Bicycle rides bring back fond memories of lazy childhood days spent pedaling around the neighborhood, riding with friends and biking on family outings. It was not uncommon to see two parents on bicycles with a line of children riding behind them like ducklings.
Today, bicycle riding in public spaces has increased as adults commute to work. They take advantage of fuel-free transportation and daily exercise. Cities provide marked bike paths along most urban streets. Many cities and towns allow bicyclists to ride on sidewalks and motor vehicle roads.
Myth #1: Bicycle riders follow different laws than vehicle drivers
Laws that apply to trucks, cars and other motor vehicle traffic also govern bicycle riders. While there are a few exceptions written into city codes, the majority of bike riding activities must conform to regular driving rules. Some motorists, on the other hand, may feel disgusted to learn the true entitled status of bicyclists. Drivers often view bicycle riders as annoying guests on the pavement when, in reality, bicyclists generally have the same road travel privileges as motorists. Bluntly stated, bicycles share most road privileges equally with vehicles.
Just like reckless drivers, there are bicyclists who shoot through stop signs and weave in and out of traffic. Sidewalk bicyclists may race past a pedestrian with no warning. It is disconcerting for a person ambling along a sidewalk to realize that, had she taken one step to the left, she could have been side-swiped by a speeding bicyclist late for work.
Myth #2: Bicycle-pedestrian accidents are uncommon
Unfortunately, pedestrian-bicycle collisions are not all that rare. Most of them are not reported, but they can result in personal injury. Riders who whiz through crosswalks do so at their peril, and their risks of causing severe injury are real. While most pedestrians cautiously look both ways to make sure a car isn’t speeding toward an intersection, they seldom expect a crosswalk accident caused by a bicycle rider. Bicycles can move up to 20 mph, faster than people realize. They seemingly appear out of nowhere and, for both the cyclist and pedestrian, it can be too late to avoid a collision.
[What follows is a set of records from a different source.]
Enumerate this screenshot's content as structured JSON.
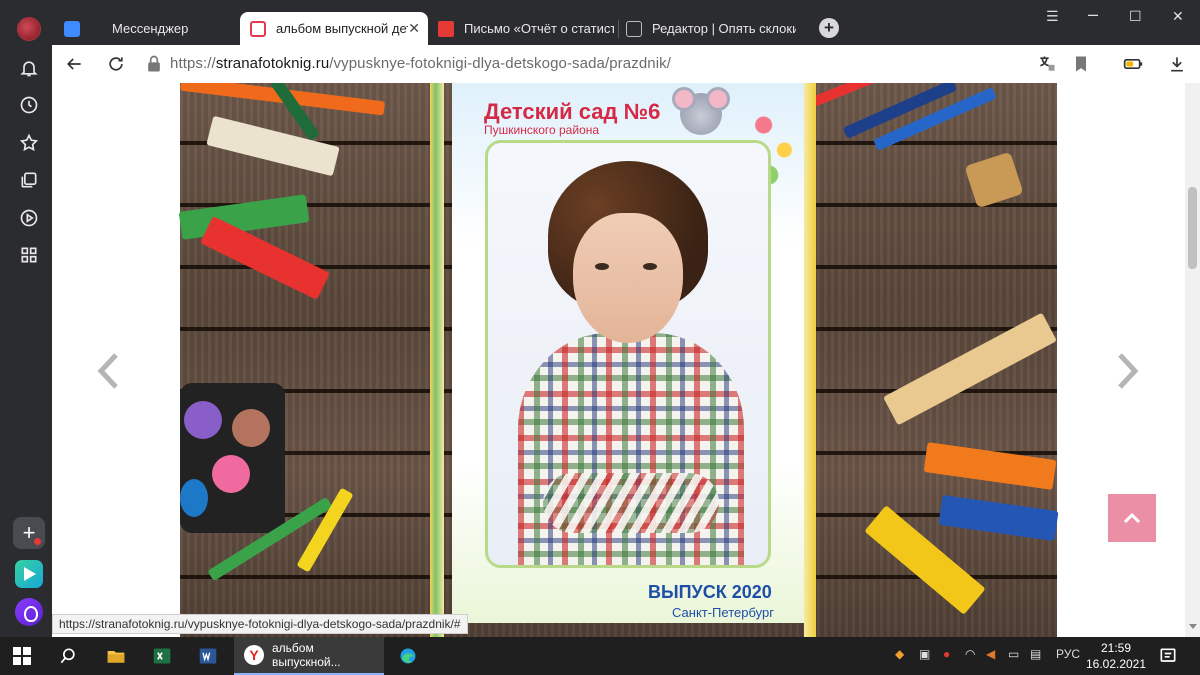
{
  "tabs": [
    {
      "label": "Мессенджер",
      "active": false
    },
    {
      "label": "альбом выпускной детс",
      "active": true
    },
    {
      "label": "Письмо «Отчёт о статисти",
      "active": false
    },
    {
      "label": "Редактор | Опять склоки в",
      "active": false
    }
  ],
  "address": {
    "scheme": "https://",
    "host": "stranafotoknig.ru",
    "path": "/vypusknye-fotoknigi-dlya-detskogo-sada/prazdnik/"
  },
  "album": {
    "title": "Детский сад №6",
    "subtitle": "Пушкинского района",
    "release": "ВЫПУСК 2020",
    "city": "Санкт-Петербург"
  },
  "status_url": "https://stranafotoknig.ru/vypusknye-fotoknigi-dlya-detskogo-sada/prazdnik/#",
  "taskbar": {
    "active_window_label": "альбом выпускной...",
    "language": "РУС",
    "time": "21:59",
    "date": "16.02.2021"
  },
  "colors": {
    "accent_pink": "#ea8fa6",
    "title_red": "#d52a45",
    "text_blue": "#1e4fa8"
  }
}
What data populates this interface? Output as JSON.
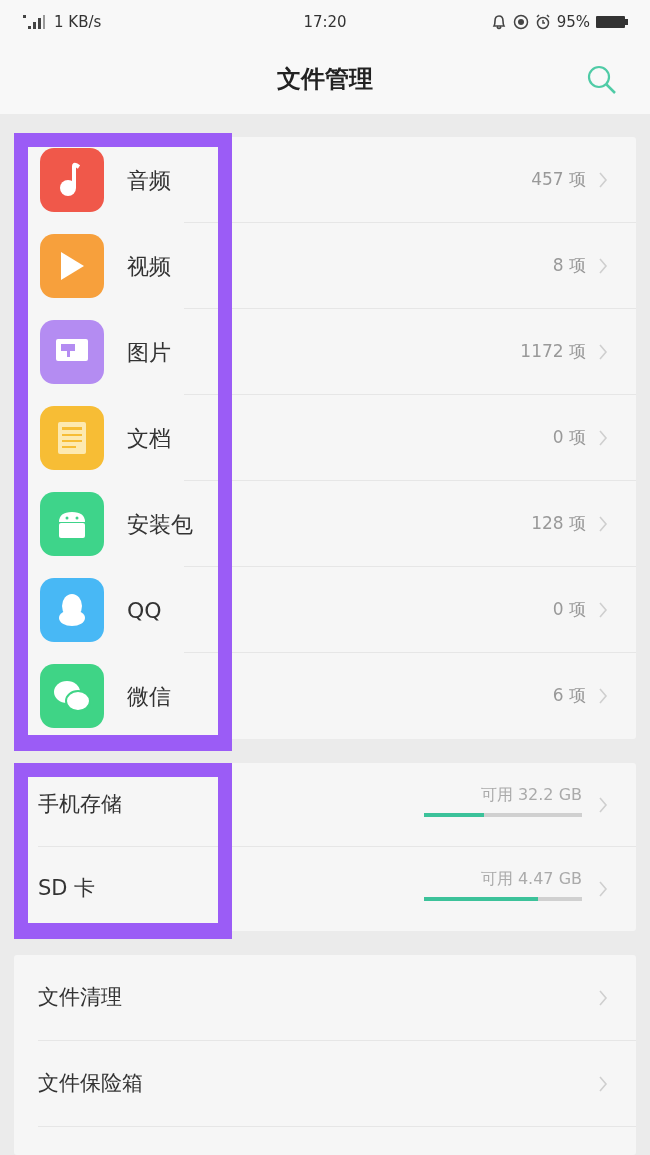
{
  "status_bar": {
    "network": "1 KB/s",
    "time": "17:20",
    "battery": "95%"
  },
  "header": {
    "title": "文件管理"
  },
  "categories": {
    "highlighted": true,
    "items": [
      {
        "label": "音频",
        "count": "457 项",
        "color": "#f0584a"
      },
      {
        "label": "视频",
        "count": "8 项",
        "color": "#f7a03c"
      },
      {
        "label": "图片",
        "count": "1172 项",
        "color": "#b48cf2"
      },
      {
        "label": "文档",
        "count": "0 项",
        "color": "#f7bd35"
      },
      {
        "label": "安装包",
        "count": "128 项",
        "color": "#3ed48a"
      },
      {
        "label": "QQ",
        "count": "0 项",
        "color": "#48b8f5"
      },
      {
        "label": "微信",
        "count": "6 项",
        "color": "#3fd486"
      }
    ]
  },
  "storage": {
    "highlighted": true,
    "items": [
      {
        "label": "手机存储",
        "available": "可用 32.2 GB",
        "level": 0.38
      },
      {
        "label": "SD 卡",
        "available": "可用 4.47 GB",
        "level": 0.72
      }
    ]
  },
  "tools": {
    "items": [
      {
        "label": "文件清理"
      },
      {
        "label": "文件保险箱"
      }
    ]
  }
}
Myth #3: Injuries from bicycle-pedestrian accidents are not serious
A pedestrian usually sustains the worst damage in a crash, including concussion, traumatic brain injury, paralysis from spinal cord compression, broken bones, crush injuries, significant lacerations, burns and accompanying mental conditions such as post-traumatic stress disorder, panic attacks or other long-term psychological trauma. A cyclist in California ran a red light and fatally injured a senior man in a crosswalk. The victim’s case prosecutor won a felony manslaughter conviction against the bicyclist.
Pedestrians injured by a careless bicyclist should view the accident the same as if a car hit them and notify the police. Tacoma, Washington, police are part of the Police Data Initiative which records accidents in a national database. A negligent bicycle rider is legally accountable for injury caused to a pedestrian.